Since the advent of the DVD video format in the late 1990s, many countries around the world have been re-mastering and restoring their respective movie archives. With the relatively recent advent of high resolution Blu-ray home movie technology, such restoration efforts have increased exponentially. But, perhaps surprisingly, the Czech Republic lags far behind its neighbours in this effort. While the Slovaks have restored around eighty feature films, animated films and documentaries, only two Czech films, the aforementioned Fireman’s Ball – the
After a six-year break, the unconventional and eccentric pop band Buty has released a new album, Duperele, and it seems the wait was well worth it. The band’s eighth studio album found Buty in top form, combining their original, playful and stylistically eclectic music with innovative and witty lyrics.

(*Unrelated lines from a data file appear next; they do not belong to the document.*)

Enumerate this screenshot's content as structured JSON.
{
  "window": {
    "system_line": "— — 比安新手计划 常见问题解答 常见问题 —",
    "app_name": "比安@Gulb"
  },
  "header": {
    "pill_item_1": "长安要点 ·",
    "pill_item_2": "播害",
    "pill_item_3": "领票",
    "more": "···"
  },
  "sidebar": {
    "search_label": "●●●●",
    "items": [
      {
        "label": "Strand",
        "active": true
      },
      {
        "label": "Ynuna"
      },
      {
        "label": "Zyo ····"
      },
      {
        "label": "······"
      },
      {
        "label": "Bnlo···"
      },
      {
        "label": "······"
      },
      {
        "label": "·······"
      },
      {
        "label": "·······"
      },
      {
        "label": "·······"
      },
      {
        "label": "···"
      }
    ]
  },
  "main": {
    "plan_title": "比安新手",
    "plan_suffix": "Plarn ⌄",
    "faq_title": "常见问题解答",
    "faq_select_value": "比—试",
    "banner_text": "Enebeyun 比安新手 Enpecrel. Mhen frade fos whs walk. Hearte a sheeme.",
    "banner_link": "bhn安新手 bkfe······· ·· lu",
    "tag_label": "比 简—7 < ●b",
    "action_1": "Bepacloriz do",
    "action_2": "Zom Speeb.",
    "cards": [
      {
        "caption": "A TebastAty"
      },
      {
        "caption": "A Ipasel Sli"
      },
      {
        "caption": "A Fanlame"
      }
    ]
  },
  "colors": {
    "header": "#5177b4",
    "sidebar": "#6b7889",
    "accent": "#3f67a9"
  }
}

Have a listen in this edition Sunday Music show.
In Czech Books this week, David Vaughan meets the poet and novelist, Olga Walló. In recent years she has become something of a literary phenomenon in the Czech Republic, even though she was over fifty when her first novel was published in 1998. Prior to that, she was better known as a translator and dubbing director, a career which she describes as a form of “inner emigration” from communism. Her novels are strongly autobiographical and Václav Havel has described them as a way of “tracing the path which our nation travelled not so long ago.”
This special programme is dedicated to one of the world’s foremost 20th century pianists Rudolf Firkušný. This year music lovers around the country are celebrating the centenary of the birth of one of its most famous sons –a virtuoso par excellence who was moreover one of the last direct personal links to some of the country’s greats – Leoš Janáček, Bohuslav Martinů, Josef Suk, Alfons Mucha but also president Tomáš Garrigue Masaryk.
Since January 2012, the Czech Center in Berlin has a new director: Monika Štěpánová, who previously headed the Czech Center in Bucharest and is a passionate supporter of documentary film making. This year also brings some other important changes for the center. In the fall, it will reopen its gates in a different location. The new premises are in the building of Berlin’s Czech embassy. It was just a few weeks after the death of late president Václav Havel shook the entire Czech nation that Monika Štěpánová started her new position. How did she experience
The 47th Karlovy Vary International Film Festival kicked off in the west Bohemian spa town on Friday. At the opening ceremony, the British actress Helen Mirren was honoured for her contribution to world cinema. The festival, which this year again features a Czech film in the main competition, will conclude next Sunday with the handing out of the Crystal Globe awards. Radio Prague’s former reporter, Ian Willoughby is at the festival, and we asked him for an account of the happenings so far.
Today’s guest in the Arts is Czech-German composer and conductor Rudolf Mazač, who heads a big band orchestra dedicated to the works of Stan Kenton and other jazz greats. In 2004, Rudi Mazač founded Jazzový most (or Jazz Bridge) a festival bringing together international musicians in selected towns and cities in the Czech Republic and Germany. The festival returns to Prague next month. In our interview Rudi talks about line up this year as well as the initial idea behind the long-running project.
Sunday Music this week is dedicated to Joan DeVee Dixon, pianist, organist and composer from Maryland in the US who performs mainly Czech and American music. Joan frequently tours the Czech Republic and performs at the annual American Spring music festival organized by the International Dvorak Society. She has moreover composed a Czech heritage mass for the Czech expat community in Spillville, parts of which you can hear in today’s show.
Any history of Czechoslovakia’s dissident movement in the 1970s will include more than a passing reference to the writer, editor and translator Paul Wilson. Originally from Canada, he came to the country in 1967, then in his twenties, and he was to stay for ten years, eventually being expelled in 1977 for associating with dissidents and the underground music scene. Paul Wilson was back in Prague last month for the launch of a collection of his essays about this country over the last three decades. He spoke to David Vaughan.
The Semafor theatre, one of the oldest continuous traditions of modern Czech entertainment, is still putting out new performances after 53 years of existence. The latest concoction of multi-genre comedy theatre is ‘Kam se poděla Valerie?’, or ‘Where Did Valerie Go?’, which has four pre-premieres this week and next, before the real premiere in September.